So far, a pair of Freedom Caucus members — Reps. Gary PalmerGary James PalmerMcCarthy defeats Jordan for minority leader in 159-to-43 vote House Republicans set to elect similar team of leaders despite midterm thumping Conservative groups call for new slate of House GOP leaders MORE (R-Ala.) and David SchweikertDavid SchweikertHouse Dems release 2020 GOP 'retirements to watch' for Ethics committee expanding investigation into GOP rep over finance questions McCarthy defeats Jordan for minority leader in 159-to-43 vote MORE (R-Ariz.) — are the only ones running for GOP Policy Committee chairman, guaranteeing the caucus a spot at McCarthy’s leadership table.

Schweikert, a policy wonk who already serves on the powerful tax-writing Ways and Means panel, has been endorsed by FreedomWorks, an outside conservative group.

It’s unclear whether Meadows, a close Trump ally, will opt to remain as Freedom Caucus chairman after two years at the helm. If he steps aside, Rep. Warren DavidsonWarren Earl DavidsonWashington must defend American crypto innovation, not crush it GOP lawmaker unveils bill soliciting private contributions to pay for border wall Fractious GOP vows to unify in House minority MORE (R-Ohio) or Rep. Scott PerryScott Gordon PerryHouse Dems unveil initial GOP targets in 2020 House passes bill expressing support for NATO McCarthy, allies retaliate against Freedom Caucus leader MORE (R-Pa.) could assume the role, though Perry represents a district that just got more competitive after a redistricting, and he might not want to lead the ultra-conservative group.

In the race to replace Walker as RSC chairman, one-term Rep. Mike JohnsonJames (Mike) Michael JohnsonHouse panel advances bill to expand background checks for gun sales Lawmakers push crackdown on foreign lobbyists House vote fails to quell storm surrounding Steve King MORE (R-La.) is squaring off against five-term, 62-year-old Rep. Tom McClintockThomas (Tom) Milller McClintockHouse passes bill expressing support for NATO Oregon Dem top recipient of 2018 marijuana industry money, study finds Rep. Mike Johnson wins race for RSC chairman MORE (R-Calif.). GOP insiders say Johnson, 46, is the favorite; he is close to fellow Louisianan Scalise, a former RSC chairman, and will have the GOP whip’s vote-counting operation working in his favor.

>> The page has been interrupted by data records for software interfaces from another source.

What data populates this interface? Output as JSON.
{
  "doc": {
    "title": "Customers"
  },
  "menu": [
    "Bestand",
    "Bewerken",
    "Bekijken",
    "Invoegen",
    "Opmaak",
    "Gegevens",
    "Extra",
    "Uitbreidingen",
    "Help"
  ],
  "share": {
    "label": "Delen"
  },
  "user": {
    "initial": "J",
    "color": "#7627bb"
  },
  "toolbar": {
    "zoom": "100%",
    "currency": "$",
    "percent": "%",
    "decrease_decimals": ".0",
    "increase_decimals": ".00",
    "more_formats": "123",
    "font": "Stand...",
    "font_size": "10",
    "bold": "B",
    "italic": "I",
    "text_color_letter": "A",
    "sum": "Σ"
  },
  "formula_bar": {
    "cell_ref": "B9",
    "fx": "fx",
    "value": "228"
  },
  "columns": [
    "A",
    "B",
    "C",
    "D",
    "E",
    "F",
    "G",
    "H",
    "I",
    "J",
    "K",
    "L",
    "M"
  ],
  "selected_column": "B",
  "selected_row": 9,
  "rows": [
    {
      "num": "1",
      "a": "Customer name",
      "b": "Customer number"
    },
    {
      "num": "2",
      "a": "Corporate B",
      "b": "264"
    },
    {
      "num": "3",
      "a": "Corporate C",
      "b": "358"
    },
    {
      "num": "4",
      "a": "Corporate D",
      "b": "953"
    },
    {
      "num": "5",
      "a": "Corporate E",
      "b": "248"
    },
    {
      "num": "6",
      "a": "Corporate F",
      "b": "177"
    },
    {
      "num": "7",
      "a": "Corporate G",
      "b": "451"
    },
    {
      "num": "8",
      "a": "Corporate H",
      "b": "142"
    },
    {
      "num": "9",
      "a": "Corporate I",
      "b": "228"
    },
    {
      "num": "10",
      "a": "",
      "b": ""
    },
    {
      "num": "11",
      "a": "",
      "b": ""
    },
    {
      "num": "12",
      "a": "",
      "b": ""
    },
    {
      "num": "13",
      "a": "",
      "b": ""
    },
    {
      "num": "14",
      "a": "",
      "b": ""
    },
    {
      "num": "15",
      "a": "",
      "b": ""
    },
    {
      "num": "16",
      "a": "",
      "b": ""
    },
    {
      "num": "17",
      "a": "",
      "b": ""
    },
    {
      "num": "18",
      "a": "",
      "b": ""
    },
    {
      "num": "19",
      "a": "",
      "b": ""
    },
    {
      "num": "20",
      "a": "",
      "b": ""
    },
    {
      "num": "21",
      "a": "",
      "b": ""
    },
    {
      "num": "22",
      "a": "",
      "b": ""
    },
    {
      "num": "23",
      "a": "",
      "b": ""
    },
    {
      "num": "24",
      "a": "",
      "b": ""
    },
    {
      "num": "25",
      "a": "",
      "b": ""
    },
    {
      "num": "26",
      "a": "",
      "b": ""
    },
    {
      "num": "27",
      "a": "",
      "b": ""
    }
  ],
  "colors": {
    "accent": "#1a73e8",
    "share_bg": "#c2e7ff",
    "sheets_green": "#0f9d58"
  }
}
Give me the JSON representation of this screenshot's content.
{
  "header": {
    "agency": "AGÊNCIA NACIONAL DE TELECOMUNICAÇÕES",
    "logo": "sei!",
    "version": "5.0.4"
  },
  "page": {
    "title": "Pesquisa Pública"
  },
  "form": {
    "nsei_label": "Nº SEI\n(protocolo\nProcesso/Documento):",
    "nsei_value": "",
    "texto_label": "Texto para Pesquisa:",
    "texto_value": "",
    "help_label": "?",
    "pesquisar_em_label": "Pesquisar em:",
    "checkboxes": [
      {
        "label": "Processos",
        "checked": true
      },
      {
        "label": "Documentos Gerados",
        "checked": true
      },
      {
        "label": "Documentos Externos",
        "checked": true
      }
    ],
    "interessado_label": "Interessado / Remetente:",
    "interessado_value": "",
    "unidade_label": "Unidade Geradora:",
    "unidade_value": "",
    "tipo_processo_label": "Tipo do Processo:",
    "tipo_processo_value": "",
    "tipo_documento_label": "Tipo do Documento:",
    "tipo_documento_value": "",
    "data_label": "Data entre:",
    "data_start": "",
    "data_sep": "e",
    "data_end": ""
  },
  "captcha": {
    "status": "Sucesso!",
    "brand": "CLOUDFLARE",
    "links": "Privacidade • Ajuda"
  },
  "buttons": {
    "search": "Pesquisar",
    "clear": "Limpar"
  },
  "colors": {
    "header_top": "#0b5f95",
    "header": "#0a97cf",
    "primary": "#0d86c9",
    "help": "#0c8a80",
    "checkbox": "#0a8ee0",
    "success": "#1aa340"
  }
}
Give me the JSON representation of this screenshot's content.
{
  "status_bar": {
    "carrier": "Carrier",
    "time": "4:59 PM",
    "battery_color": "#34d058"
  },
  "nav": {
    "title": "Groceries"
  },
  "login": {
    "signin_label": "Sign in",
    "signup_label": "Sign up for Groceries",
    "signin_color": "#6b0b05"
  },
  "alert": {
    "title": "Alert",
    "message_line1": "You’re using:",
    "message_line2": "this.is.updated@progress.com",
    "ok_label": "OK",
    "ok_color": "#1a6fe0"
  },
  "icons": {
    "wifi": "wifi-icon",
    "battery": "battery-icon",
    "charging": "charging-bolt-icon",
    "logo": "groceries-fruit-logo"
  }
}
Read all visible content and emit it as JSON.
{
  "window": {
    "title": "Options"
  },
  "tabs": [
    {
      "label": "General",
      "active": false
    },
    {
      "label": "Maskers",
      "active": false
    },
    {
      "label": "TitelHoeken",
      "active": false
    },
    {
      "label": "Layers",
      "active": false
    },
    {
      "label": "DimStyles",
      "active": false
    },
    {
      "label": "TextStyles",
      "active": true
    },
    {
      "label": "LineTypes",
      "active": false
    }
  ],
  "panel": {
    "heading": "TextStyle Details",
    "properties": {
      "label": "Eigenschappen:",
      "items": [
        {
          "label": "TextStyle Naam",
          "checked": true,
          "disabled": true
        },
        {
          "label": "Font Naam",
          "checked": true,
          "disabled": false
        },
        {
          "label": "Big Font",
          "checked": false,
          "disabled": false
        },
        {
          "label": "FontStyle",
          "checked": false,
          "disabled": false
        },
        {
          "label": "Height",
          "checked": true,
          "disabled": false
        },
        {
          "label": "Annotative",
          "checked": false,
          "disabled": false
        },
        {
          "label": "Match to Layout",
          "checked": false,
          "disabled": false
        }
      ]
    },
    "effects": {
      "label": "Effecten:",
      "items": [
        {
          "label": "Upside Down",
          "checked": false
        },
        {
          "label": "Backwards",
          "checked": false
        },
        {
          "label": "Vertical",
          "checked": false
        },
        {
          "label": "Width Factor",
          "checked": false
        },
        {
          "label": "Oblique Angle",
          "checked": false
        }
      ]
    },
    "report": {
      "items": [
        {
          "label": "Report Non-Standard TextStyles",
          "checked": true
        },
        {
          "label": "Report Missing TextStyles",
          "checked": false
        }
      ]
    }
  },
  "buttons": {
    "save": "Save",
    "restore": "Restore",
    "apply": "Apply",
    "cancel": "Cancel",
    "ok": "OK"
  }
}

The RSC election will be held separately on Wednesday.